Hit Enter to save to the default path (/root/.ssh), and hit Enter when it asks for a passphrase (no passphrase): DO NOT ENTER A PASSPHRASE!
Now we must transfer the public key for the root account to the database server. Since the server has been configured to not allow the root account to log in over SSH, you'll have to use your regular user account:# scp /root/.ssh/id_rsa.pub USERACCOUNT@poseidon.lt.unt.edu:
While we're still on the host system, we can go ahead and make some changes to phpMyAdmin's configuration file (/etc/phpMyAdmin/config.inc.php). Change this line:$cfg['Servers'][$i]['host'] = 'localhost';
To this:$cfg['Servers'][$i]['host'] = '127.0.0.1';
Also, while we're here, we need to change an SELinux boolean so that Apache can connect to the MySQL database over the network:# setsebool -P httpd_can_network_connect_db 1
We've done all we can do on our host machine, so we'll have to move on to the database server. For this course, I have already completed the first five steps, so do not do these now.
Install the MySQL server daemon:$ sudo yum install mysql mysql-server
Edit the MySQL configuration file (/etc/my.cnf). Find this line:socket=/var/lib/mysql/mysql.sock
And comment it out:#socket=/var/lib/mysql/mysql.sock
Also, add the following line right after it:bind-address=127.0.0.1
Save and exit
Start the MySQL daemon and set it to run at boot:$ sudo service mysqld start
Set password for the MySQL root account:$ sudo mysqladmin -u root password "ACTUALPASSWORDHERE"
Create a user account for the SSH tunnel creation (NOTE: you can name this account anything you want):$ sudo useradd tunnel
Now we'll have to copy the public key we copied earlier to the authorized_keys file for the SSH tunnel account:$ sudo cat /home/USERACCOUNT/id_rsa.pub >> /home/tunnel/.ssh/authorized_keys
We'll have to set an SELinux boolean to allow SSH to forward ports through the tunnel:$ sudo setsebool -P sshd_forward_ports 1
Back on the web host, we'll first established the SSH tunnel:# ssh -fNL 3306:127.0.0.1:3306 firstname.lastname@example.org
What this command does is binds our port (3306) to an IP address (127.0.0.1) and connects it to the remote port (3306) on the remote system (poseidon.lt.unt.edu) that we will connect to with public key authentication against the remote user account (tunnel).
To test the connection, run the following:$ mysql -h 127.0.0.1 -u root -p
If after entering the password you're presented with a MySQL prompt (mysql> ), then everything is working.
Open a browser and go to your phpMyAdmin installation, using the password for the new database root account. If you're successful, create the database that you had on your local MySQL server and import the data that you exported earlier.

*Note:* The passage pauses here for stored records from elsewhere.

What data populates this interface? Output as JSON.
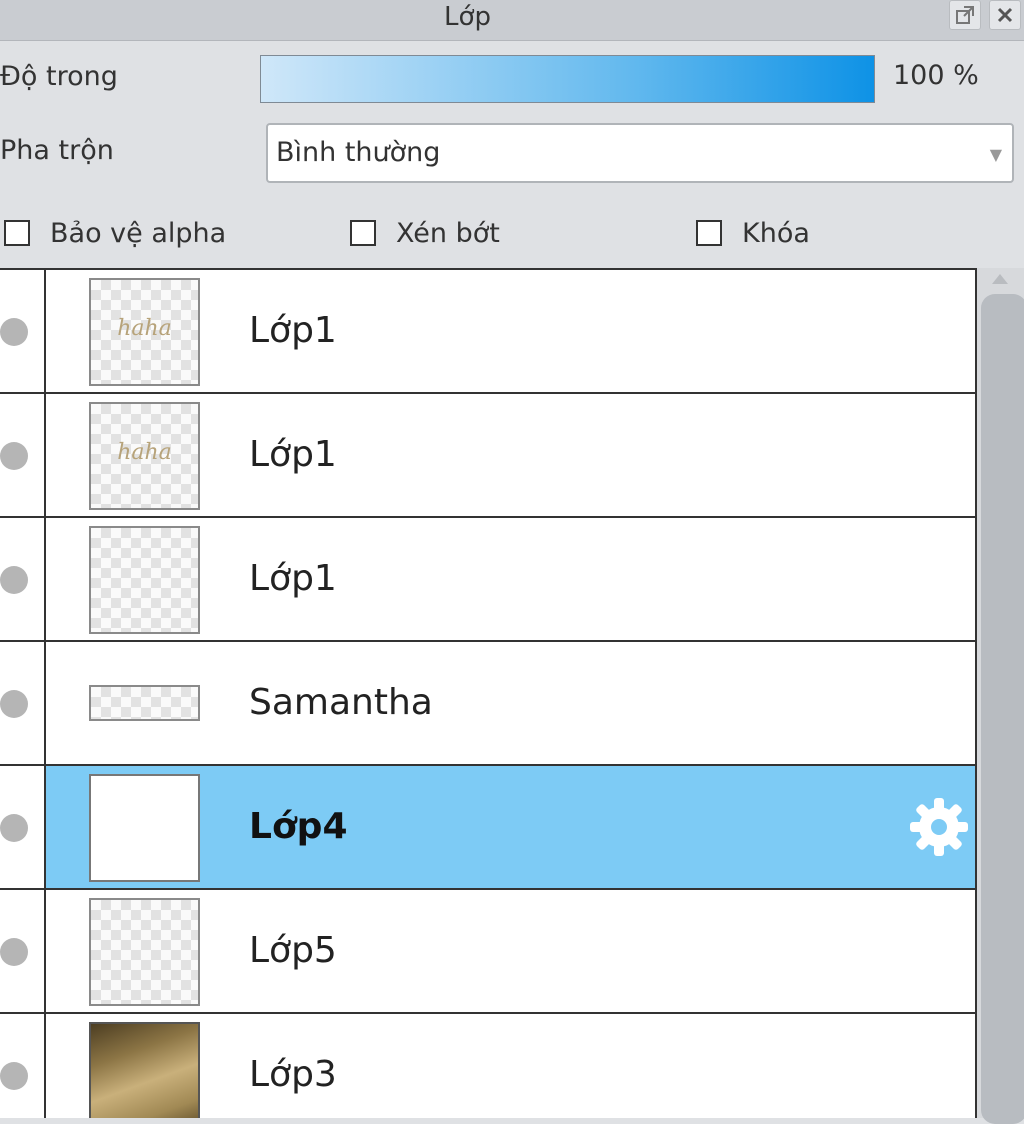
{
  "panel": {
    "title": "Lớp",
    "float_icon": "float-window-icon",
    "close_icon": "close-icon"
  },
  "opacity": {
    "label": "Độ trong",
    "value_text": "100 %",
    "value": 100,
    "bar_colors": [
      "#cfe7f9",
      "#0e92e6"
    ]
  },
  "blend": {
    "label": "Pha trộn",
    "selected": "Bình thường"
  },
  "options": [
    {
      "label": "Bảo vệ alpha",
      "checked": false
    },
    {
      "label": "Xén bớt",
      "checked": false
    },
    {
      "label": "Khóa",
      "checked": false
    }
  ],
  "layers": [
    {
      "name": "Lớp1",
      "thumb": "haha",
      "selected": false
    },
    {
      "name": "Lớp1",
      "thumb": "haha",
      "selected": false
    },
    {
      "name": "Lớp1",
      "thumb": "transparent",
      "selected": false
    },
    {
      "name": "Samantha",
      "thumb": "transparent-wide",
      "selected": false
    },
    {
      "name": "Lớp4",
      "thumb": "white",
      "selected": true,
      "icon": "gear-icon"
    },
    {
      "name": "Lớp5",
      "thumb": "transparent",
      "selected": false
    },
    {
      "name": "Lớp3",
      "thumb": "photo",
      "selected": false
    }
  ],
  "thumb_text": "haha",
  "colors": {
    "selected_row": "#7dcbf5",
    "visibility_dot": "#b5b5b5"
  }
}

If everything is working, the last step is to add the following to the /etc/rc.local file, which is run at boot:ssh -fNL 3306:127.0.0.1:3306 email@example.com